__Problem to work on__:
Each entry below is to be reproduced exactly, though any pictures it holds must be omitted.

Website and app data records

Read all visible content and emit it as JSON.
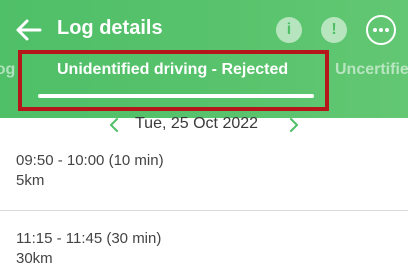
{
  "header": {
    "title": "Log details",
    "info_icon_glyph": "i",
    "alert_icon_glyph": "!",
    "accent_color": "#4fbf68"
  },
  "tabs": {
    "previous_partial": "Log",
    "active": "Unidentified driving - Rejected",
    "next_partial": "Uncertified"
  },
  "date": {
    "label": "Tue, 25 Oct 2022"
  },
  "entries": [
    {
      "time": "09:50 - 10:00 (10 min)",
      "distance": "5km"
    },
    {
      "time": "11:15 - 11:45 (30 min)",
      "distance": "30km"
    }
  ],
  "annotation": {
    "highlight_color": "#b5161a"
  }
}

__Task output__:
Read all visible content and emit it as JSON.
{
  "header": {
    "title": "Log details",
    "info_icon_glyph": "i",
    "alert_icon_glyph": "!",
    "accent_color": "#4fbf68"
  },
  "tabs": {
    "previous_partial": "Log",
    "active": "Unidentified driving - Rejected",
    "next_partial": "Uncertified"
  },
  "date": {
    "label": "Tue, 25 Oct 2022"
  },
  "entries": [
    {
      "time": "09:50 - 10:00 (10 min)",
      "distance": "5km"
    },
    {
      "time": "11:15 - 11:45 (30 min)",
      "distance": "30km"
    }
  ],
  "annotation": {
    "highlight_color": "#b5161a"
  }
}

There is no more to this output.